BEGIN EXERCISE MATERIAL

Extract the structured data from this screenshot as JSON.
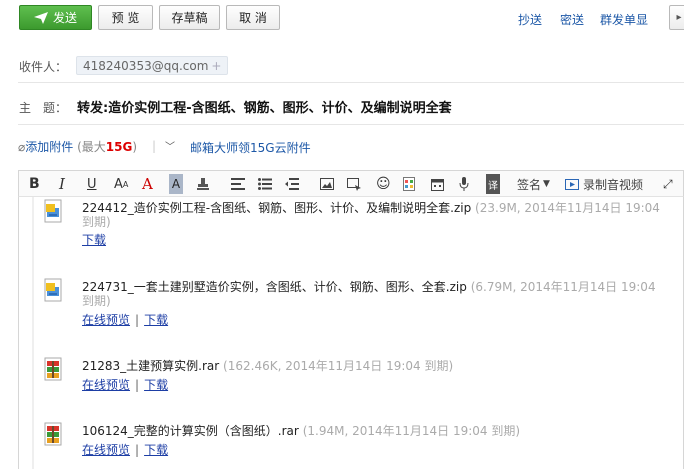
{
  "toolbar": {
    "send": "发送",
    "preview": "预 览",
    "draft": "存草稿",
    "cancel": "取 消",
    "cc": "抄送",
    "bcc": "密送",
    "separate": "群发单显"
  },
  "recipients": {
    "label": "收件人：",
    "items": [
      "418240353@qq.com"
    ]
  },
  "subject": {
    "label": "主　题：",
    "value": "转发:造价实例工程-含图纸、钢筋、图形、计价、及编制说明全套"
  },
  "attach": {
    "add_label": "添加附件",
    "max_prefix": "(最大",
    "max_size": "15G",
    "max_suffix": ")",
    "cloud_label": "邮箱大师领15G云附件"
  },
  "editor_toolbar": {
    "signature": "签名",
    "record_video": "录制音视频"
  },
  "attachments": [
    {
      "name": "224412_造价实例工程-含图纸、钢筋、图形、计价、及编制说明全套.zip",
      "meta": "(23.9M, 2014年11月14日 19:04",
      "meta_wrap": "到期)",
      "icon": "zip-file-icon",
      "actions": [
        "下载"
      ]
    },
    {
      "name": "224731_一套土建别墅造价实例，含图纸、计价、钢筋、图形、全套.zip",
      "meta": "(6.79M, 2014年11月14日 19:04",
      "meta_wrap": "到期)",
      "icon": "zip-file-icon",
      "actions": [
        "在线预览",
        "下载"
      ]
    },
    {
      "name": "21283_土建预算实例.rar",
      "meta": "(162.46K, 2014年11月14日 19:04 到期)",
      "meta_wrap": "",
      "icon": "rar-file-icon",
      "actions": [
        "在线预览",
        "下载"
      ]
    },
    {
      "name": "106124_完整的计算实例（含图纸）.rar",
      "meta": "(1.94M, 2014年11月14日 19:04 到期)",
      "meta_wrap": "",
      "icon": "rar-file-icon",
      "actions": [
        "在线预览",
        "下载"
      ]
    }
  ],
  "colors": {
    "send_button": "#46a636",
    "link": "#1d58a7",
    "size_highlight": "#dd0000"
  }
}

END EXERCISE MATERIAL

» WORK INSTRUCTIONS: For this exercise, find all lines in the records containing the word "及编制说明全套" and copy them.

» RESULT OF THIS EXERCISE:
    "value": "转发:造价实例工程-含图纸、钢筋、图形、计价、及编制说明全套"
      "name": "224412_造价实例工程-含图纸、钢筋、图形、计价、及编制说明全套.zip",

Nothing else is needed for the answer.